Everything You Need to Know About Sodium Carbonate

A Common Chemical That Is Green

sodium carbonate used in cleaning

The Spruce / Ulyana Verbytska 

Sodium carbonate is a strong alkali base used in green cleaning products. Often found in powder form, it's used in a wide range of industries, such as in cleaning and personal care products and as a fungicide, microbicide, herbicide, and pH adjuster.

What Is Sodium Carbonate?

Sodium carbonate is a chemical compound with the molecular formula Na2CO3. It's commonly referred to as washing soda and is used in cleaning products, glass production, as a food additive, and more.

Synonyms

Sodium carbonate may go by the following names:

  • Washing soda
  • Soda ash
  • Disodium carbonate
  • Calcined soda
  • Carbonic acid disodium salt
  • Solvay soda
  • 497-19-8

Properties

Sodium carbonate is alkali with a high pH when in concentrated solutions. When it is added to water it breaks down into carbonic acid and sodium hydroxide (lye).

Cleaning Uses

Sodium carbonate is used in several cleaning products, including green cleaning ones, due to its disinfectant properties and ability to cut through grease and soften water. You can find it in laundry detergents, automatic dishwashing detergents, all-purpose cleaners, glass cleaners, stain removers, countertop cleaners, sanitizing sprays, and bleach.

To clean and disinfect with sodium carbonate, the Environmental Protection Agency (EPA) recommends using 2 ounces per gallon of water. This solution can be used to clean hard, non-porous surfaces, such as floors, walls, bathtubs, tile, and grout.

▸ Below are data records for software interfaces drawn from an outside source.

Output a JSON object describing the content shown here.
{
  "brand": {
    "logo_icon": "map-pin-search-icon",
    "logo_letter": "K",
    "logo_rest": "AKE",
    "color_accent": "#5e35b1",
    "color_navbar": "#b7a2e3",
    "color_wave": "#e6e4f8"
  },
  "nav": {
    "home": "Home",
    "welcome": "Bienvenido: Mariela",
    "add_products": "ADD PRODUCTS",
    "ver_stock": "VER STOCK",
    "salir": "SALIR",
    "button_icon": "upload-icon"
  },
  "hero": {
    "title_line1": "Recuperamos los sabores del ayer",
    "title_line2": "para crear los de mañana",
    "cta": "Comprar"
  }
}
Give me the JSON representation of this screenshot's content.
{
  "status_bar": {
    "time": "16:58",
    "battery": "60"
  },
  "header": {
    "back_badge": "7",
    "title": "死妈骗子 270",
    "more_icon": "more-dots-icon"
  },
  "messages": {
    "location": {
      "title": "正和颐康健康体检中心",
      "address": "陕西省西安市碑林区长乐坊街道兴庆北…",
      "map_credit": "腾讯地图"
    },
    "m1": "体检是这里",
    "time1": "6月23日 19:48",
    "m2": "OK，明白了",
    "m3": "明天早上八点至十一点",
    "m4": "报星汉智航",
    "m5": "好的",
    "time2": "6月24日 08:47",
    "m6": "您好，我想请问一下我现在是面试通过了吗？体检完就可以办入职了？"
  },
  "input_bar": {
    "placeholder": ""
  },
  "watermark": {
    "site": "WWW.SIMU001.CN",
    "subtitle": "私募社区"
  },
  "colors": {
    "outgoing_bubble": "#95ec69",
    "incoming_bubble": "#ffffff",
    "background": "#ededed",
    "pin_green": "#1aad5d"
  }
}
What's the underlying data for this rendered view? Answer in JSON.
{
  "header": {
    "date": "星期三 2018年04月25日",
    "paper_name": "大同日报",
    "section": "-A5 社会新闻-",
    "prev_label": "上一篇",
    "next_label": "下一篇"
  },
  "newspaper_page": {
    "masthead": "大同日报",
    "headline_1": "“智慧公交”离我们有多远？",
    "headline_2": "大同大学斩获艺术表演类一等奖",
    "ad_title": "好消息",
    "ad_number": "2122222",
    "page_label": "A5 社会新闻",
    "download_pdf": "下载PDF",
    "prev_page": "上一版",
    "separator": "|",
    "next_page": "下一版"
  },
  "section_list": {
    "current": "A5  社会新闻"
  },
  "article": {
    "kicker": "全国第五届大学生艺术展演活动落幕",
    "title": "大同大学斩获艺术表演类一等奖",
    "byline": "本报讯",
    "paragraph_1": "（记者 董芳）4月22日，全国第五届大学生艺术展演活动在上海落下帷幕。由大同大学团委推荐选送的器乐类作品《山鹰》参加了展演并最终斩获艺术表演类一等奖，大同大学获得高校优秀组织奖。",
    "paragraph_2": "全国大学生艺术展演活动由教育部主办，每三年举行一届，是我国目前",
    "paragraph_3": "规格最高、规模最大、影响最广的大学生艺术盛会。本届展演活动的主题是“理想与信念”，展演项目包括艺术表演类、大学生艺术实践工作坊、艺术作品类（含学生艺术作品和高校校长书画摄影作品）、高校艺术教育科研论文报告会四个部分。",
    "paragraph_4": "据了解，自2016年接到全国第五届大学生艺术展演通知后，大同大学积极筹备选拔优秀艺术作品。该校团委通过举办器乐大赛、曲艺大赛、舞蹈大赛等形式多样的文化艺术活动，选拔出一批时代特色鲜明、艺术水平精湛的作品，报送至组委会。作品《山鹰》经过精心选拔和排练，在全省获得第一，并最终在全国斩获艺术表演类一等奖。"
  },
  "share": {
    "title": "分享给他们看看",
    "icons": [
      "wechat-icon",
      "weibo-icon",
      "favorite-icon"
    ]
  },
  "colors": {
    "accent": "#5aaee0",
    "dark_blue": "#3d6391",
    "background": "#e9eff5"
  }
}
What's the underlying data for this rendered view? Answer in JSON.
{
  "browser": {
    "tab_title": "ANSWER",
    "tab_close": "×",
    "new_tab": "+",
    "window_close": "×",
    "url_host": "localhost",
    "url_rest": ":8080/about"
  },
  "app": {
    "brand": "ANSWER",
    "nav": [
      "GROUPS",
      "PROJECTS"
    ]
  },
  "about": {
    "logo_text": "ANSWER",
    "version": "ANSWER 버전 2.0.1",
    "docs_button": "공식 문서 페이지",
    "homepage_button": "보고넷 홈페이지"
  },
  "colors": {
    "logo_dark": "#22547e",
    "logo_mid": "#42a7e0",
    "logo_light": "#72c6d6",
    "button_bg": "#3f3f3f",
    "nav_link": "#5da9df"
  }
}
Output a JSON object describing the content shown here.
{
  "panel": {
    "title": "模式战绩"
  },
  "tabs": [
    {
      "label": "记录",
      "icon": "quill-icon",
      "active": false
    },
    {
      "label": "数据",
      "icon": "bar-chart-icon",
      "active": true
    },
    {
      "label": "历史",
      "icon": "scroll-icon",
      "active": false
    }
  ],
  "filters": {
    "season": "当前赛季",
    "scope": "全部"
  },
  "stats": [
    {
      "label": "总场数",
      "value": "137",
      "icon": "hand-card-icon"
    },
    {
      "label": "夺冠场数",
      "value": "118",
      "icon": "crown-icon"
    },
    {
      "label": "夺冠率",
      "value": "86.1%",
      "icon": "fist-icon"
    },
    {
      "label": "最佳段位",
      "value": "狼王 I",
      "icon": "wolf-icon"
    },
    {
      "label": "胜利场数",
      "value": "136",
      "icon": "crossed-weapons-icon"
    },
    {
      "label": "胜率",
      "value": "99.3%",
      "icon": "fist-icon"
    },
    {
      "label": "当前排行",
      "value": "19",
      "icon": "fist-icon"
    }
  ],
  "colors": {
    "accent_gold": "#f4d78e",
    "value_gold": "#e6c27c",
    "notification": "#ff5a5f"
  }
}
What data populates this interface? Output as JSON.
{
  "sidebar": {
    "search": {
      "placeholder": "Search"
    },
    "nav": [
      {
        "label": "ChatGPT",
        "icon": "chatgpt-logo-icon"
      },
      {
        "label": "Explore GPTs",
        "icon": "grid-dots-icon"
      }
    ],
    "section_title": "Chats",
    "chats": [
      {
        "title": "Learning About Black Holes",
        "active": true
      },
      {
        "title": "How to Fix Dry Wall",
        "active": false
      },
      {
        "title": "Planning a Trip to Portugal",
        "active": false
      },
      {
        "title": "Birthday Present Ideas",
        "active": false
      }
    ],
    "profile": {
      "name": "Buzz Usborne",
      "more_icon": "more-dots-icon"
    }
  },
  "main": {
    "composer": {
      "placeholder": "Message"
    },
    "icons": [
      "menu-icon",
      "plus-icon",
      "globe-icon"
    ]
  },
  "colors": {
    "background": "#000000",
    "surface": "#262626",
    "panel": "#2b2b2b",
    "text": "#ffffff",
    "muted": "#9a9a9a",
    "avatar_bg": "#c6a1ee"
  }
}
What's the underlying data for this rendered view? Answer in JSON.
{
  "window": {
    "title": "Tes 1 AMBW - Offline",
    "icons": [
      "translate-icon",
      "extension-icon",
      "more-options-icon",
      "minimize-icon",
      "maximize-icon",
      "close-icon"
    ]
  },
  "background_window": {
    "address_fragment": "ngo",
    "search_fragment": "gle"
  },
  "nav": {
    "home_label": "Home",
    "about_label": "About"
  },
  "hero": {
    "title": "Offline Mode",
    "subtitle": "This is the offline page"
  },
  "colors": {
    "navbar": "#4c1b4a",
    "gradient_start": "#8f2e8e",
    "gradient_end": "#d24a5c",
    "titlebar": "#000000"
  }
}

Sodium carbonate is considered an irritant at concentrations below 15 percent and caustic above 15 percent according to the EPA, so keep this in mind when mixing your cleaning solutions with it. Wear cleaning gloves and avoid getting it in your eyes or mouth.

Other Uses

In addition to its use in cleaning products, sodium carbonate is used in:

  • Chemical manufacturing
  • Food (e.g., anticaking agent)
  • Glass manufacturing
  • Personal care products (e.g., bubble bath, toothpaste, bath salts and soaks, and scrubs)
  • Pulp and paper products
  • Swimming pool maintenance (to adjust the pH)
  • Therapeutic treatments (e.g., to treat dermatitides)
  • Veterinary medicine treatments (e.g., to treat ringworm, cleanse the skin, and treat eczema)

Product Brands Containing Sodium Carbonate

To see if certain products contain sodium carbonate, try searching the U.S. Department of Health and Human Services Household Products Database, the Environmental Working Group's (EWG) Guide to Healthy Cleaning, the Good Guide, or the EWG's Skin Deep Cosmetic Database. If using the general term "sodium carbonate" doesn't generate a lot of results, try entering one of its synonyms.

Regulation

When sodium carbonate is used in personal care products, food, or drugs, it is monitored by the U.S. Food and Drug Administration (FDA). For other uses, such as pesticides and cleaning products, it is monitored by the EPA.

Health and Safety

The EPA considers sodium carbonate a safe pesticide and the FDA designates it as generally regarded as safe (GRAS). In the 2006 "Reregistration Eligibility Decision (R.E.D) for Sodium Carbonate; Weak Mineral Bases," the EPA notes that there are no known human health hazards when sodium carbonate is used according to EPA and FDA GRAS guidelines and that "no additional information is needed" to assess its safety.

After seeking immediate medical attention, here are some home care, first-aid guidelines:

  • Ingestion: Have the person drink a glass of water or milk unless otherwise advised by a health care provider. However, do not have them drink if they are having any of the serious symptoms such as vomiting, convulsions, or drowsiness and have difficulty swallowing. Do not have the person vomit unless to told to do so by a doctor or poison control center.
  • Eye or skin contact: Flush with plenty of water for a minimum of 15 minutes.
  • Inhalation: Move the person to fresh air.

Environmental Effects

According to the 2006 R.E.D document, the EPA considers sodium carbonate to be a naturally occurring chemical found in soil and water and doesn't expect any adverse effects on wildlife or water if low amounts are released into the environment. Therefore, it could be considered green.

Source

Most of the world's supply of sodium carbonate is derived from processing trona ore, which is mined in southwest Wyoming.

Making Sodium Carbonate

Interestingly enough, you can also make sodium carbonate from baking soda by baking it in the oven.

Article Sources
The Spruce uses only high-quality sources, including peer-reviewed studies, to support the facts within our articles. Read our editorial process to learn more about how we fact-check and keep our content accurate, reliable, and trustworthy.
  1. Registration Eligibility Decision for Sodium Carbonate. National Service Center for Environmental Publications

  2. Trona. Wyoming Mining Association, 12 Mar. 2020